▶ What you will do
Take each line of the entries below that contains "JSON" and copy it.

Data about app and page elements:
►
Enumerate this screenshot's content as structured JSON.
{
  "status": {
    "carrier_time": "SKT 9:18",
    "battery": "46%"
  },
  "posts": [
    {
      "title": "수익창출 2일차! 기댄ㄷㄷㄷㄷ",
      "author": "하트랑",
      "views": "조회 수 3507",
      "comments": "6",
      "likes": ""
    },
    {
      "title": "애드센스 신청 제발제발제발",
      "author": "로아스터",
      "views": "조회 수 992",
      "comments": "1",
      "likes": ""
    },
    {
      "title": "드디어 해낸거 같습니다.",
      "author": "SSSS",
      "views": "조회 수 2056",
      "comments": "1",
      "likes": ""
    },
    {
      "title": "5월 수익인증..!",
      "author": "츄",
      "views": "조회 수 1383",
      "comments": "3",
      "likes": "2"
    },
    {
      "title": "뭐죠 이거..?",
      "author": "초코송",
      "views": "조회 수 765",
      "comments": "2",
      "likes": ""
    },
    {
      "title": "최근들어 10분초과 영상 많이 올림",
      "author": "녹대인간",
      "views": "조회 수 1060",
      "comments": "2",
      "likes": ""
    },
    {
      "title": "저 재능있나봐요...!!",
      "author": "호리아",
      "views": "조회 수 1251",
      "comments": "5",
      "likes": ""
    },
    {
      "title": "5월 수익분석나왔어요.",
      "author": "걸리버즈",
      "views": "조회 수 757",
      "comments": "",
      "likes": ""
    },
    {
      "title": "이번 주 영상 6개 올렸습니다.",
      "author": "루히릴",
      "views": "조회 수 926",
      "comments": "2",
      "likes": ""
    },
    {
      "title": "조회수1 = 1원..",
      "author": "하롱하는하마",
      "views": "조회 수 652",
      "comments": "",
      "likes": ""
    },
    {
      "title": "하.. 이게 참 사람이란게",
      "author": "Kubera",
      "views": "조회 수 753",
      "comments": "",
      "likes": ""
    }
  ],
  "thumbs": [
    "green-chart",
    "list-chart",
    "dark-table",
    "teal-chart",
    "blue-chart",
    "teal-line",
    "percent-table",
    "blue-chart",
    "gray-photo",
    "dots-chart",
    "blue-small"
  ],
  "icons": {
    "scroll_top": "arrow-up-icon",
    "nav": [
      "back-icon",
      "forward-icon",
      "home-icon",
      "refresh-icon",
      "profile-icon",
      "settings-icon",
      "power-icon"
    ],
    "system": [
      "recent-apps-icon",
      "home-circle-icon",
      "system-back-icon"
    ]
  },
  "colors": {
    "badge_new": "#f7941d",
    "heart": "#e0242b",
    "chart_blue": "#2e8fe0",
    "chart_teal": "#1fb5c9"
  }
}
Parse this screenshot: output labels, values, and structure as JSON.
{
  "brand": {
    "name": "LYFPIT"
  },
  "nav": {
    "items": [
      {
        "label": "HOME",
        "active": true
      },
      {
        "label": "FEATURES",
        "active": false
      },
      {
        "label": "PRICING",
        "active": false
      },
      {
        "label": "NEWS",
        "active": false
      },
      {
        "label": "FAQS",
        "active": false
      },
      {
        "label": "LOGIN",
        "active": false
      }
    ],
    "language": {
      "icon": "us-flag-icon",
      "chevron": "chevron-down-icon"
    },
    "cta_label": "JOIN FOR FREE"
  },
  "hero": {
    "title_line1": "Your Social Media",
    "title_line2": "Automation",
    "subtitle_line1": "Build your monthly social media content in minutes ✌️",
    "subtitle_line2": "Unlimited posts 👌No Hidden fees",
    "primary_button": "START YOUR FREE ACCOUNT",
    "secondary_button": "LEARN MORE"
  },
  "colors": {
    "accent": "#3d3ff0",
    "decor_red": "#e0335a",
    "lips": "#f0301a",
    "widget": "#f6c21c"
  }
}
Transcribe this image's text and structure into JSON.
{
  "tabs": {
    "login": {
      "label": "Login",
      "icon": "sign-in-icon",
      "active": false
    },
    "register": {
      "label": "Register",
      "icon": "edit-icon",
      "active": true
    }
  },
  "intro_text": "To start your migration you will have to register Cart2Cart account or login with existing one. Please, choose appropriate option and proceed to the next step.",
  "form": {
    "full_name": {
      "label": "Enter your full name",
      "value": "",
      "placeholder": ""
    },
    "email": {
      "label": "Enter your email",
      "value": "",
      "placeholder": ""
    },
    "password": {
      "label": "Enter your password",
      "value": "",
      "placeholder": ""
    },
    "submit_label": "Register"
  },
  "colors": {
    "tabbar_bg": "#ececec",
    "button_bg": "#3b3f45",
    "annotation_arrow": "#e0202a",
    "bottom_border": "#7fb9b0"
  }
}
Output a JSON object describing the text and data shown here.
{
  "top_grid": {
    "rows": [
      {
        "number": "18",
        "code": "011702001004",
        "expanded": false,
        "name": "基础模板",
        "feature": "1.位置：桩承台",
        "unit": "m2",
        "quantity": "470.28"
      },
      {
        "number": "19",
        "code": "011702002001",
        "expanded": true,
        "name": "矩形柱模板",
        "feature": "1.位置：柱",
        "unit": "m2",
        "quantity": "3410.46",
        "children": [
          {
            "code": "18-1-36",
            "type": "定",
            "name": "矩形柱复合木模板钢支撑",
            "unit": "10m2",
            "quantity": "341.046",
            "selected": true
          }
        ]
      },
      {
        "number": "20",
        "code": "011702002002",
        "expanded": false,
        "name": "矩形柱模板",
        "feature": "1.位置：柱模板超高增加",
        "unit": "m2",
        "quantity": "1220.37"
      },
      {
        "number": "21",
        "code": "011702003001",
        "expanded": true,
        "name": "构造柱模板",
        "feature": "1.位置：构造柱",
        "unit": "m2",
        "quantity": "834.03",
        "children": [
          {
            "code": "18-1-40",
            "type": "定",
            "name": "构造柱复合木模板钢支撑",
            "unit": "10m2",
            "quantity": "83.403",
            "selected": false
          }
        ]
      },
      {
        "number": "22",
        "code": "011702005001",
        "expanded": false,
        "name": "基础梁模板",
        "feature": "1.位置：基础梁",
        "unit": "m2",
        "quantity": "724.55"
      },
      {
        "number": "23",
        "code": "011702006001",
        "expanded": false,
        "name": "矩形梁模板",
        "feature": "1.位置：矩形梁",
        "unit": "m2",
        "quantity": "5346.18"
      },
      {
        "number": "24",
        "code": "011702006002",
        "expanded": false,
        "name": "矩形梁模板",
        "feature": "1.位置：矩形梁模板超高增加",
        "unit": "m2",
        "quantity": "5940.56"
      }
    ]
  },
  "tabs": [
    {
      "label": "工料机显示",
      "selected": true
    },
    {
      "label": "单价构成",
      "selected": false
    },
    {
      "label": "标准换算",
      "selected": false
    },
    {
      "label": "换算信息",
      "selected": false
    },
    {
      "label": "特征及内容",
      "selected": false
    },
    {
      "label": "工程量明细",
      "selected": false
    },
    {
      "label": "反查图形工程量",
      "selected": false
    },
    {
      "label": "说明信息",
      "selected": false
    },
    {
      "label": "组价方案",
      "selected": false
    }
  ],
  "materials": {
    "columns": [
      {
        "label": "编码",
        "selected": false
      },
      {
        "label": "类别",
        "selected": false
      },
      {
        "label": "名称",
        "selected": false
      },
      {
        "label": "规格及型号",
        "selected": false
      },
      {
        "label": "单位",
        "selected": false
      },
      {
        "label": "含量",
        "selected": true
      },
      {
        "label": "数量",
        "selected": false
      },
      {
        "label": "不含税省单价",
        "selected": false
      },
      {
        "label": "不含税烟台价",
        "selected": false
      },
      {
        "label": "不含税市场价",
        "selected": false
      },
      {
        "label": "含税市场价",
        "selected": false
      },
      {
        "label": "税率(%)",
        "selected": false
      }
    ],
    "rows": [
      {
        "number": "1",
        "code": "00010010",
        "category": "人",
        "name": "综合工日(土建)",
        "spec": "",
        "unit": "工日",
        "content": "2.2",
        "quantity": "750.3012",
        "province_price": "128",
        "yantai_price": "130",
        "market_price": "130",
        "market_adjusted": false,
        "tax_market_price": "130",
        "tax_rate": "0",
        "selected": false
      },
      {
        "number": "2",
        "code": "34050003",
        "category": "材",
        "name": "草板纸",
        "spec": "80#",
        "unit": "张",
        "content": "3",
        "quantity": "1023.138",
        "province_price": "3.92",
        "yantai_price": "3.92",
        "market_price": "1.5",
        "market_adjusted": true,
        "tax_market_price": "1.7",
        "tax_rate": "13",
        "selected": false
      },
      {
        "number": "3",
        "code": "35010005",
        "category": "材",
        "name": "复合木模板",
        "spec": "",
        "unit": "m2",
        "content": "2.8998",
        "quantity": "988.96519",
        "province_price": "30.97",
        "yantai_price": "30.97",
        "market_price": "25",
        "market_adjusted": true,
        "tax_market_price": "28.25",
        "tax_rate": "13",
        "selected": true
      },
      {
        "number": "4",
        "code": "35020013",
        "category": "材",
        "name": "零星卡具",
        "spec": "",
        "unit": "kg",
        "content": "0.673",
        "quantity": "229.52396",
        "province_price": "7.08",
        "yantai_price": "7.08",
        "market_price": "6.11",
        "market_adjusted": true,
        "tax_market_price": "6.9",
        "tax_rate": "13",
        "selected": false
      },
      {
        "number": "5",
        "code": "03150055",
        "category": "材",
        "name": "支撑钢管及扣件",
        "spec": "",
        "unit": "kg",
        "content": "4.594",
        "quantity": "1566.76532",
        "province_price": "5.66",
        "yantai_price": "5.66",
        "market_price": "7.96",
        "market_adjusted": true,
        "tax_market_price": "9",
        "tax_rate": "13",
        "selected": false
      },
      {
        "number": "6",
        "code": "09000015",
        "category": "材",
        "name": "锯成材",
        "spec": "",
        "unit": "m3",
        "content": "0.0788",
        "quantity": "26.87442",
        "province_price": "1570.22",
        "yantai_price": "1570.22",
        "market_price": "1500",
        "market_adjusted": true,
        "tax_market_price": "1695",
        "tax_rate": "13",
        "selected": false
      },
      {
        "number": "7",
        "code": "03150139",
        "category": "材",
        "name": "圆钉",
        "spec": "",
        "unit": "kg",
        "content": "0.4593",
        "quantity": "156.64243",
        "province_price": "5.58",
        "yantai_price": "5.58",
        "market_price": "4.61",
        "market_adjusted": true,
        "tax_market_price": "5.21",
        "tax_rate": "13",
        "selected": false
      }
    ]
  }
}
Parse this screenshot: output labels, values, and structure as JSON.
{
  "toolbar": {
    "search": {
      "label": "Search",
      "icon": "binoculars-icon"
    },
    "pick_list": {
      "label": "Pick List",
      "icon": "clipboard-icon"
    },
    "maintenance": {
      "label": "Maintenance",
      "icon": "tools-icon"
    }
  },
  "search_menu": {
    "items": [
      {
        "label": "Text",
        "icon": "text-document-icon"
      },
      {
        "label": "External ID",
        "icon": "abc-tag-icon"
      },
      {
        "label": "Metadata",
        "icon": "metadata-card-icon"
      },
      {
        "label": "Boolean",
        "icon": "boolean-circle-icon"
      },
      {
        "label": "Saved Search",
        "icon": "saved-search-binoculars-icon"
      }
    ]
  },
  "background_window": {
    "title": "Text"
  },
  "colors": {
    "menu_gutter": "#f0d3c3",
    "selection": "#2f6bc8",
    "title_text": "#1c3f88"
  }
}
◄
▶ Task output
Enumerate this screenshot's content as structured JSON.
Parse this screenshot: output labels, values, and structure as JSON.
Transcribe this image's text and structure into JSON.
Output a JSON object describing the text and data shown here.
Parse this screenshot: output labels, values, and structure as JSON.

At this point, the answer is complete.